Foreign and security policies in Finland are jointly managed by the president and the cabinet, according to the Finnish constitution. A formal decision would have to be made by the president and the cabinet ministerial committee for foreign and security policy in a joint meeting.
Meanwhile, Speaker of the House Matti Vanhanen said on national radio Yle on Thursday that the president and the cabinet are expected to "make their decisions" this coming Sunday.
Finland is expected to submit an application soon, possibly in collaboration with neighboring Sweden, according to local media reports.
Sweden's parliament will debate the security situation on Monday and Prime Minister Magdalena Andersson will then call a special cabinet meeting where the formal decision to apply will be taken, Expressen newspaper said, citing unnamed sources.
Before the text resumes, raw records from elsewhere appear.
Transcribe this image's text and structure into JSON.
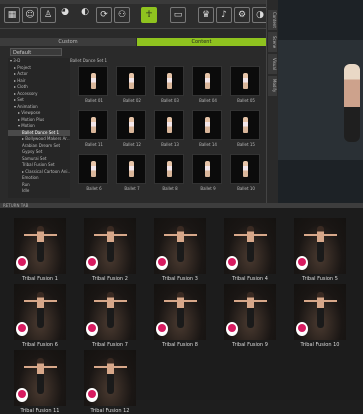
{
  "toolbar": {
    "icons": [
      "grid-icon",
      "figure-icon",
      "figure-outline-icon",
      "lips-icon",
      "mask-icon",
      "rotate-icon",
      "motion-icon",
      "pose-icon",
      "capture-icon",
      "animation-icon",
      "sound-icon",
      "settings-icon",
      "palette-icon"
    ],
    "extra_labels": [
      "F8",
      "Motion"
    ]
  },
  "tabs": {
    "custom": "Custom",
    "content": "Content"
  },
  "filter": {
    "value": "Default"
  },
  "tree": {
    "items": [
      {
        "label": "▾ 3-D",
        "indent": 0
      },
      {
        "label": "▸ Project",
        "indent": 1
      },
      {
        "label": "▸ Actor",
        "indent": 1
      },
      {
        "label": "▸ Hair",
        "indent": 1
      },
      {
        "label": "▸ Cloth",
        "indent": 1
      },
      {
        "label": "▸ Accessory",
        "indent": 1
      },
      {
        "label": "▸ Set",
        "indent": 1
      },
      {
        "label": "▾ Animation",
        "indent": 1
      },
      {
        "label": "▸ Viewpose",
        "indent": 2
      },
      {
        "label": "▸ Motion Plus",
        "indent": 2
      },
      {
        "label": "▾ Motion",
        "indent": 2
      },
      {
        "label": "Ballet Dance Set 1",
        "indent": 3,
        "selected": true
      },
      {
        "label": "▸ Bollywood Makers Ar…",
        "indent": 3
      },
      {
        "label": "Arabian Dream Set",
        "indent": 3
      },
      {
        "label": "Gypsy Set",
        "indent": 3
      },
      {
        "label": "Samurai Set",
        "indent": 3
      },
      {
        "label": "Tribal Fusion Set",
        "indent": 3
      },
      {
        "label": "▸ Classical Cartoon Ani…",
        "indent": 3
      },
      {
        "label": "Emotion",
        "indent": 3
      },
      {
        "label": "Run",
        "indent": 3
      },
      {
        "label": "Idle",
        "indent": 3
      }
    ]
  },
  "main_header": "Ballet Dance Set 1",
  "top_grid": [
    {
      "label": "Ballet 01"
    },
    {
      "label": "Ballet 02"
    },
    {
      "label": "Ballet 03"
    },
    {
      "label": "Ballet 04"
    },
    {
      "label": "Ballet 05"
    },
    {
      "label": "Ballet 11"
    },
    {
      "label": "Ballet 12"
    },
    {
      "label": "Ballet 13"
    },
    {
      "label": "Ballet 14"
    },
    {
      "label": "Ballet 15"
    },
    {
      "label": "Ballet 6"
    },
    {
      "label": "Ballet 7"
    },
    {
      "label": "Ballet 8"
    },
    {
      "label": "Ballet 9"
    },
    {
      "label": "Ballet 10"
    }
  ],
  "right_tabs": [
    "Content",
    "Scene",
    "Visual",
    "Modify"
  ],
  "divider_label": "RETURN TAB",
  "bottom_grid": [
    {
      "label": "Tribal Fusion 1"
    },
    {
      "label": "Tribal Fusion 2"
    },
    {
      "label": "Tribal Fusion 3"
    },
    {
      "label": "Tribal Fusion 4"
    },
    {
      "label": "Tribal Fusion 5"
    },
    {
      "label": "Tribal Fusion 6"
    },
    {
      "label": "Tribal Fusion 7"
    },
    {
      "label": "Tribal Fusion 8"
    },
    {
      "label": "Tribal Fusion 9"
    },
    {
      "label": "Tribal Fusion 10"
    },
    {
      "label": "Tribal Fusion 11"
    },
    {
      "label": "Tribal Fusion 12"
    }
  ],
  "colors": {
    "accent": "#8fc31f",
    "panel": "#2a2a2a",
    "background": "#1c1c1c"
  }
}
Finland is Sweden's closest military ally and the only other Nordic country not to be a member of NATO.
Finnish public support for NATO membership began to rise in February. Various polls show that it has risen from around 20 percent to more than 70 percent. According to local analysts, 10-15 MPs are expected to oppose the application and membership.